[Items listed in a dataset]

▽

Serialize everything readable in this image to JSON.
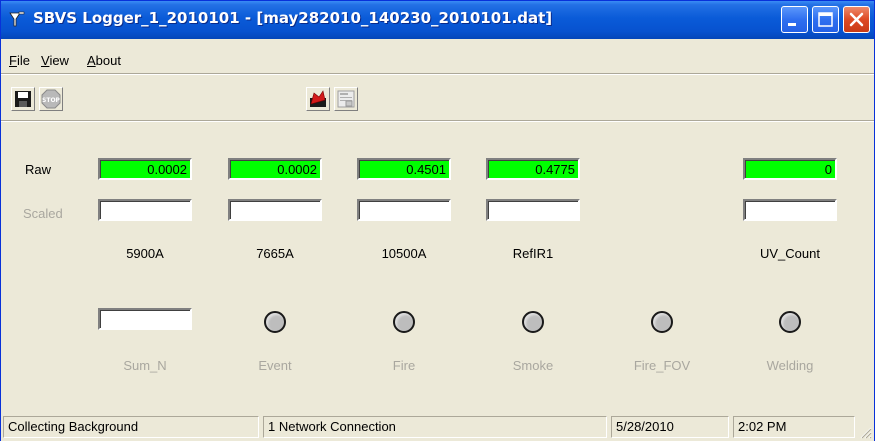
{
  "window": {
    "title": "SBVS Logger_1_2010101 - [may282010_140230_2010101.dat]"
  },
  "menu": {
    "file": "File",
    "view": "View",
    "about": "About"
  },
  "toolbar": {
    "icons": [
      "save-icon",
      "stop-icon",
      "chart-icon",
      "properties-icon"
    ]
  },
  "rows": {
    "raw_label": "Raw",
    "scaled_label": "Scaled"
  },
  "channels": [
    {
      "name": "5900A",
      "raw": "0.0002",
      "scaled": ""
    },
    {
      "name": "7665A",
      "raw": "0.0002",
      "scaled": ""
    },
    {
      "name": "10500A",
      "raw": "0.4501",
      "scaled": ""
    },
    {
      "name": "RefIR1",
      "raw": "0.4775",
      "scaled": ""
    },
    {
      "name": "UV_Count",
      "raw": "0",
      "scaled": ""
    }
  ],
  "sum_n": {
    "label": "Sum_N",
    "value": ""
  },
  "indicators": [
    {
      "label": "Event",
      "state": "off"
    },
    {
      "label": "Fire",
      "state": "off"
    },
    {
      "label": "Smoke",
      "state": "off"
    },
    {
      "label": "Fire_FOV",
      "state": "off"
    },
    {
      "label": "Welding",
      "state": "off"
    }
  ],
  "status": {
    "state": "Collecting Background",
    "network": "1 Network Connection",
    "date": "5/28/2010",
    "time": "2:02 PM"
  },
  "colors": {
    "raw_box": "#00ff00",
    "title_bar": "#0a5bd8",
    "disabled_text": "#a9a79f"
  }
}
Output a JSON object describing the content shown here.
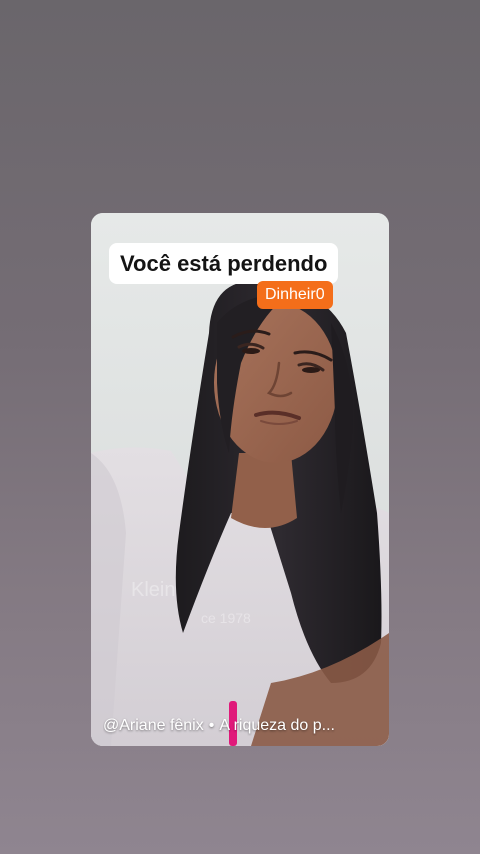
{
  "story": {
    "caption_title": "Você está perdendo",
    "caption_badge": "Dinheir0",
    "attribution": {
      "handle": "@Ariane fênix",
      "separator": "•",
      "title": "A riqueza do p..."
    },
    "photo": {
      "subject": "shirt-print",
      "shirt_text_line1": "Klein",
      "shirt_text_line2": "ce 1978"
    }
  },
  "colors": {
    "badge": "#f46e1a",
    "caption_bg": "#ffffff",
    "background": "#7a727a"
  }
}
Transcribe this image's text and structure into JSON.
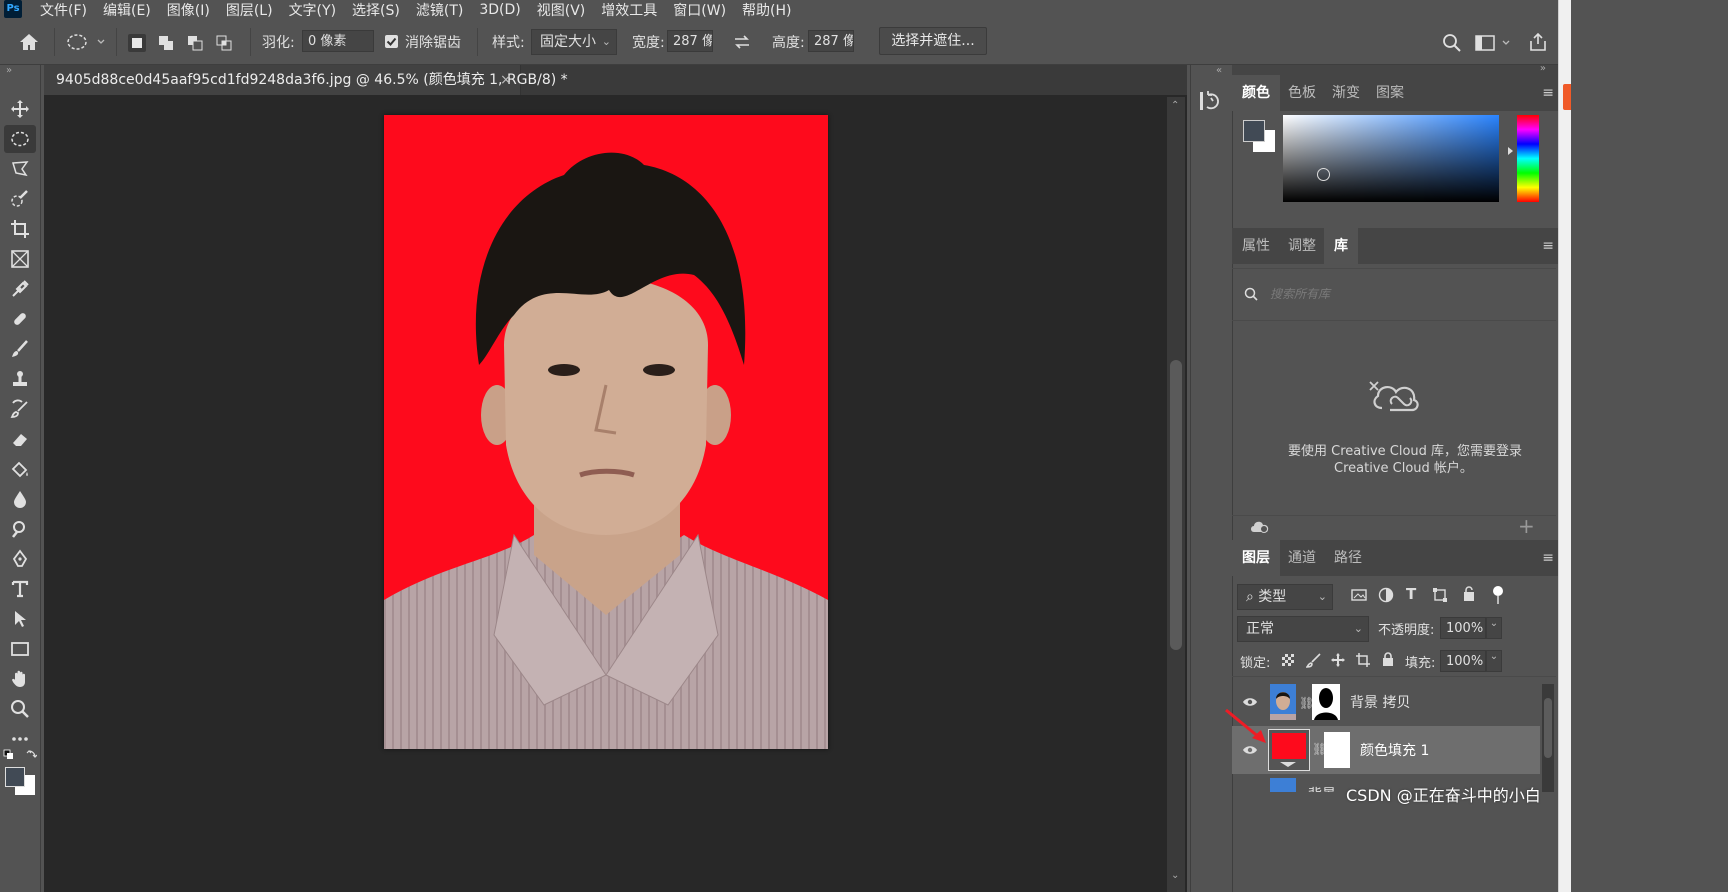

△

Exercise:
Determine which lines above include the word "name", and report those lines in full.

Task solution:
      "name": "5900A",
      "name": "7665A",
      "name": "10500A",
      "name": "RefIR1",
      "name": "UV_Count",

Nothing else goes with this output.